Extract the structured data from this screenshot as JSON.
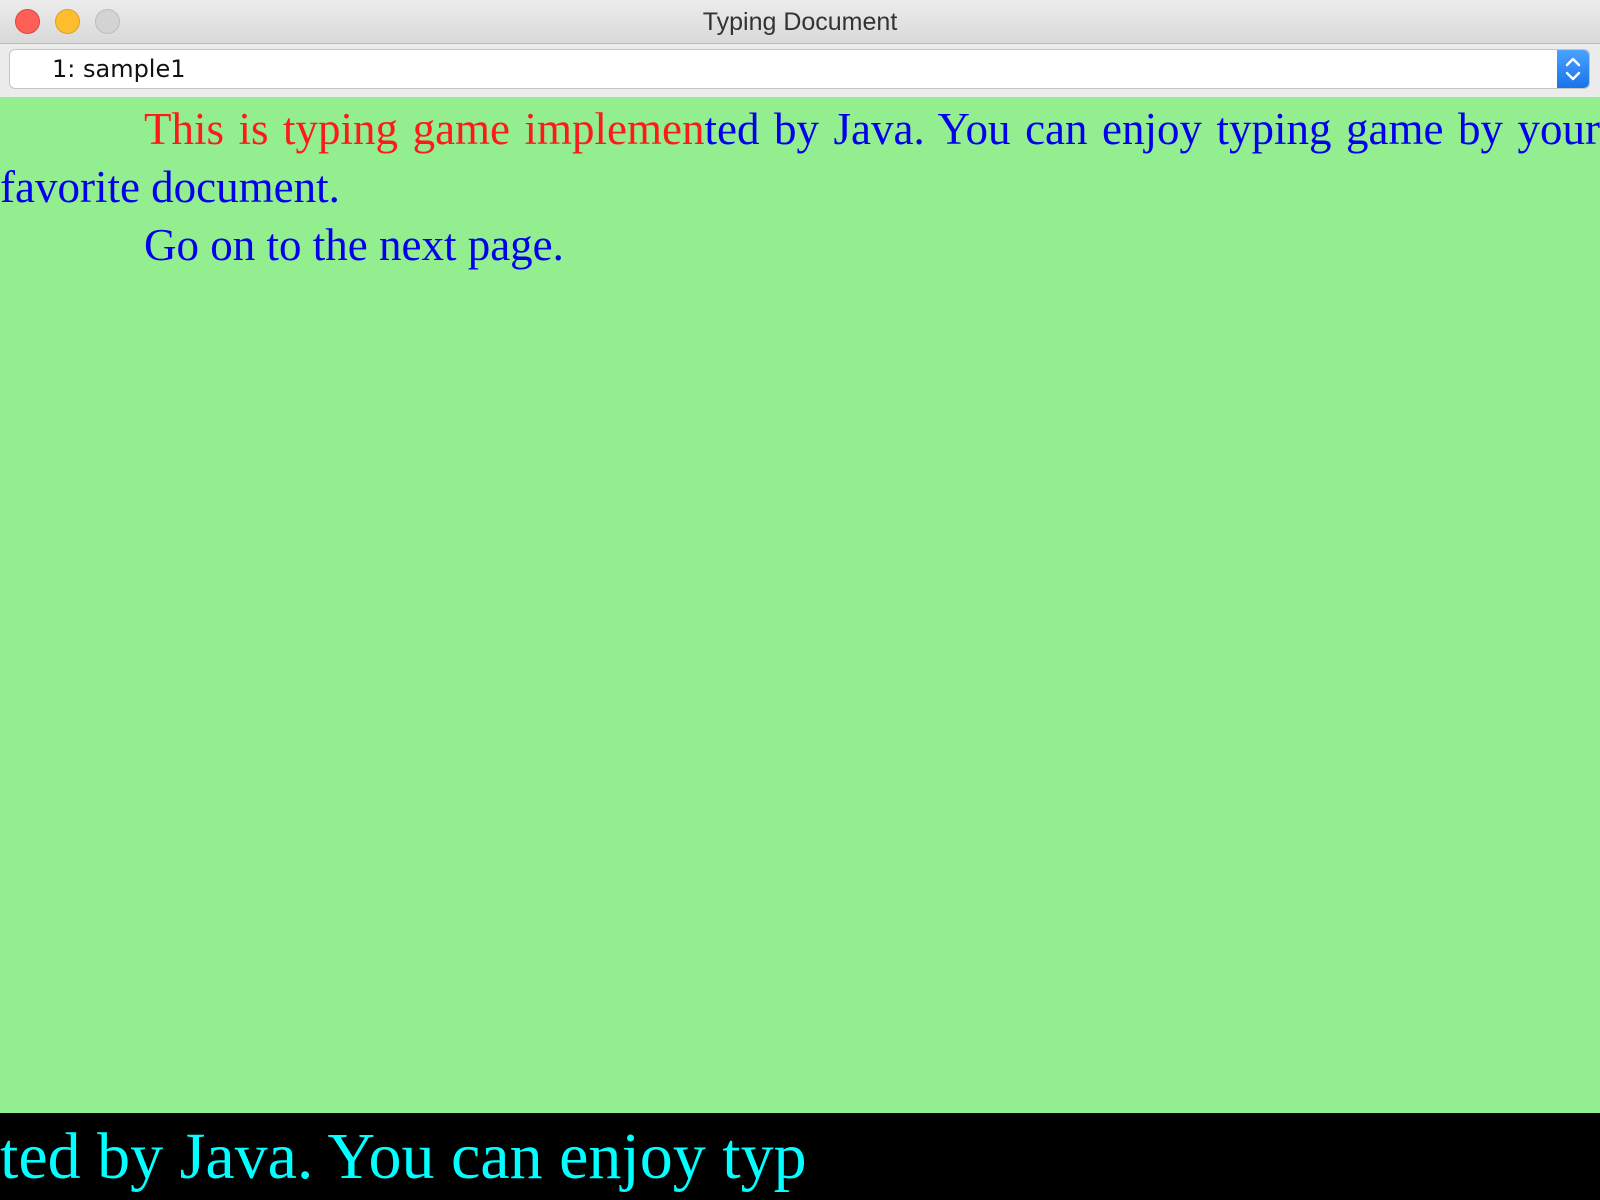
{
  "window": {
    "title": "Typing Document"
  },
  "document_selector": {
    "selected": "1: sample1"
  },
  "document": {
    "paragraphs": [
      {
        "typed": "This is typing game implemen",
        "remaining": "ted by Java. You can enjoy typing game by your favorite document."
      },
      {
        "typed": "",
        "remaining": "Go on to the next page."
      }
    ]
  },
  "input_bar": {
    "text": "ted by Java. You can enjoy typ"
  },
  "colors": {
    "document_background": "#93ee90",
    "typed_text": "#ff1a1a",
    "remaining_text": "#0000ee",
    "input_background": "#000000",
    "input_text": "#00ffff",
    "selector_accent": "#1a73e8"
  },
  "icons": {
    "close": "close-icon",
    "minimize": "minimize-icon",
    "zoom": "zoom-icon",
    "selector_arrows": "chevron-up-down-icon"
  }
}
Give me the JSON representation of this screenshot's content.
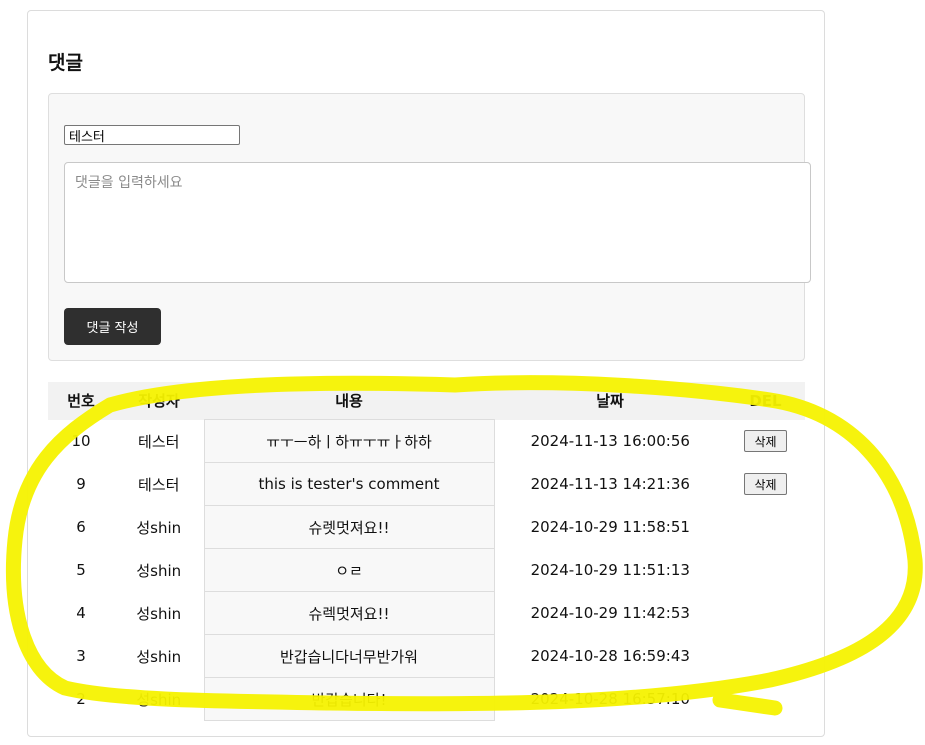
{
  "section": {
    "title": "댓글"
  },
  "form": {
    "author_value": "테스터",
    "comment_placeholder": "댓글을 입력하세요",
    "submit_label": "댓글 작성"
  },
  "table": {
    "headers": [
      "번호",
      "작성자",
      "내용",
      "날짜",
      "DEL"
    ],
    "rows": [
      {
        "no": "10",
        "author": "테스터",
        "content": "ㅠㅜㅡ하ㅣ하ㅠㅜㅠㅏ하하",
        "date": "2024-11-13 16:00:56",
        "del": "삭제"
      },
      {
        "no": "9",
        "author": "테스터",
        "content": "this is tester's comment",
        "date": "2024-11-13 14:21:36",
        "del": "삭제"
      },
      {
        "no": "6",
        "author": "성shin",
        "content": "슈렛멋져요!!",
        "date": "2024-10-29 11:58:51"
      },
      {
        "no": "5",
        "author": "성shin",
        "content": "ㅇㄹ",
        "date": "2024-10-29 11:51:13"
      },
      {
        "no": "4",
        "author": "성shin",
        "content": "슈렉멋져요!!",
        "date": "2024-10-29 11:42:53"
      },
      {
        "no": "3",
        "author": "성shin",
        "content": "반갑습니다너무반가워",
        "date": "2024-10-28 16:59:43"
      },
      {
        "no": "2",
        "author": "성shin",
        "content": "반갑습니다!",
        "date": "2024-10-28 16:57:10"
      }
    ]
  },
  "annotation": {
    "color": "#f5f200"
  }
}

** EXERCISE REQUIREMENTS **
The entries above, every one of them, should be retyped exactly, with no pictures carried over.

** OUTPUT BELOW **
Extract the structured data from this screenshot as JSON.
{
  "window": {
    "title": "Typing Document"
  },
  "document_selector": {
    "selected": "1: sample1"
  },
  "document": {
    "paragraphs": [
      {
        "typed": "This is typing game implemen",
        "remaining": "ted by Java. You can enjoy typing game by your favorite document."
      },
      {
        "typed": "",
        "remaining": "Go on to the next page."
      }
    ]
  },
  "input_bar": {
    "text": "ted by Java. You can enjoy typ"
  },
  "colors": {
    "document_background": "#93ee90",
    "typed_text": "#ff1a1a",
    "remaining_text": "#0000ee",
    "input_background": "#000000",
    "input_text": "#00ffff",
    "selector_accent": "#1a73e8"
  },
  "icons": {
    "close": "close-icon",
    "minimize": "minimize-icon",
    "zoom": "zoom-icon",
    "selector_arrows": "chevron-up-down-icon"
  }
}
Give me the JSON representation of this screenshot's content.
{
  "section": {
    "title": "댓글"
  },
  "form": {
    "author_value": "테스터",
    "comment_placeholder": "댓글을 입력하세요",
    "submit_label": "댓글 작성"
  },
  "table": {
    "headers": [
      "번호",
      "작성자",
      "내용",
      "날짜",
      "DEL"
    ],
    "rows": [
      {
        "no": "10",
        "author": "테스터",
        "content": "ㅠㅜㅡ하ㅣ하ㅠㅜㅠㅏ하하",
        "date": "2024-11-13 16:00:56",
        "del": "삭제"
      },
      {
        "no": "9",
        "author": "테스터",
        "content": "this is tester's comment",
        "date": "2024-11-13 14:21:36",
        "del": "삭제"
      },
      {
        "no": "6",
        "author": "성shin",
        "content": "슈렛멋져요!!",
        "date": "2024-10-29 11:58:51"
      },
      {
        "no": "5",
        "author": "성shin",
        "content": "ㅇㄹ",
        "date": "2024-10-29 11:51:13"
      },
      {
        "no": "4",
        "author": "성shin",
        "content": "슈렉멋져요!!",
        "date": "2024-10-29 11:42:53"
      },
      {
        "no": "3",
        "author": "성shin",
        "content": "반갑습니다너무반가워",
        "date": "2024-10-28 16:59:43"
      },
      {
        "no": "2",
        "author": "성shin",
        "content": "반갑습니다!",
        "date": "2024-10-28 16:57:10"
      }
    ]
  },
  "annotation": {
    "color": "#f5f200"
  }
}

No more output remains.